▶ [About this task] Report, as a single figure, how many lines in the records below include "icon".

▶ [Material provided]

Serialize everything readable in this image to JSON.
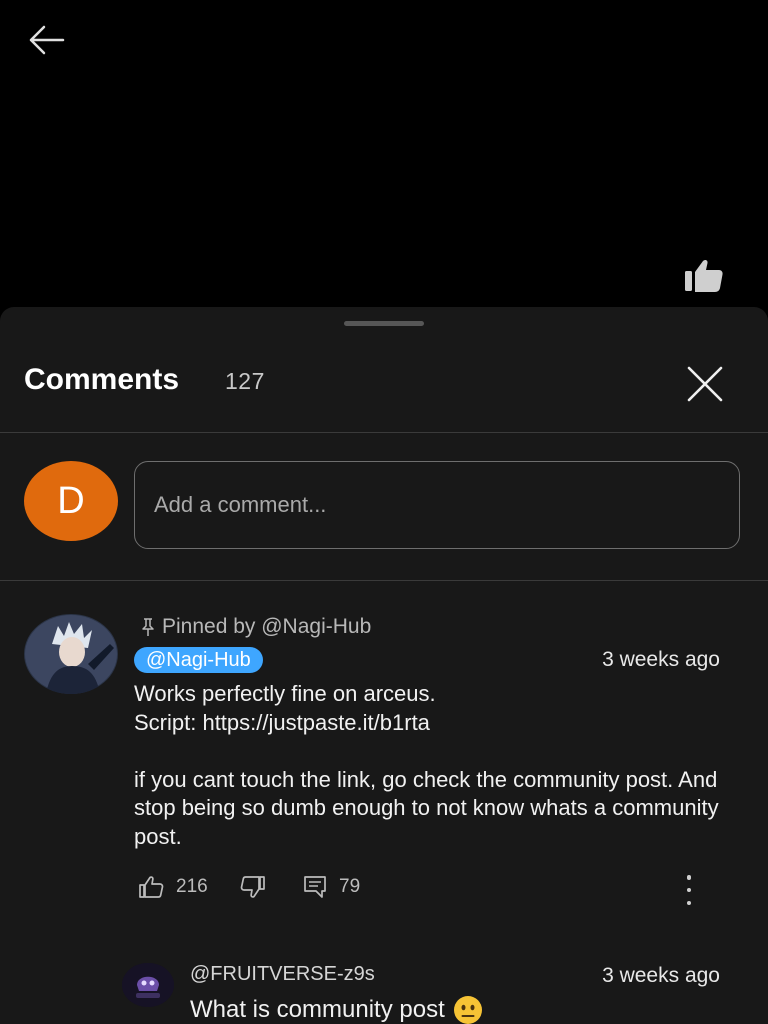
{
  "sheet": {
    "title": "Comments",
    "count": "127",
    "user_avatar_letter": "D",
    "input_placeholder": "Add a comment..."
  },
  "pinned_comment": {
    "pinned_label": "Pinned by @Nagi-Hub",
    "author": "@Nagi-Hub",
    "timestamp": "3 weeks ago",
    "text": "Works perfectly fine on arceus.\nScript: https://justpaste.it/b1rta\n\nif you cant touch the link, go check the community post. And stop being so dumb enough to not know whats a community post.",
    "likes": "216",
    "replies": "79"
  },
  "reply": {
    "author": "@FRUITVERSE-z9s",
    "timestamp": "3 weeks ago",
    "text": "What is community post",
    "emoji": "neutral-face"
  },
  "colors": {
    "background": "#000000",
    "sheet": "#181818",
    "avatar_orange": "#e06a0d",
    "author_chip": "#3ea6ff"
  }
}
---
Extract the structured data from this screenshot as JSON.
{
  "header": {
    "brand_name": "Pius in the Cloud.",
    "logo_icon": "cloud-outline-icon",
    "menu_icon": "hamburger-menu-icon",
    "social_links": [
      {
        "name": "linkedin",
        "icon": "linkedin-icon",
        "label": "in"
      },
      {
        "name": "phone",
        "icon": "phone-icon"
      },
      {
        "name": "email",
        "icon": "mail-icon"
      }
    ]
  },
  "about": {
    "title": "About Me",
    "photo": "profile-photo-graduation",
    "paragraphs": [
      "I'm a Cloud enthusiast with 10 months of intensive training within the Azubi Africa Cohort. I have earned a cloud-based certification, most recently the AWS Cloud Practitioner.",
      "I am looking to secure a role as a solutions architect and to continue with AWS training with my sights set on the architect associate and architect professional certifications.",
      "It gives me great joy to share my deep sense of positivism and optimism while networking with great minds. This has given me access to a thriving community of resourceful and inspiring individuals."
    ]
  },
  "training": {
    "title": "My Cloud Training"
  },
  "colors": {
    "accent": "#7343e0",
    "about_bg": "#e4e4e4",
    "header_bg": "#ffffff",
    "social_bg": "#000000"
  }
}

▶ [Reply to the task] 5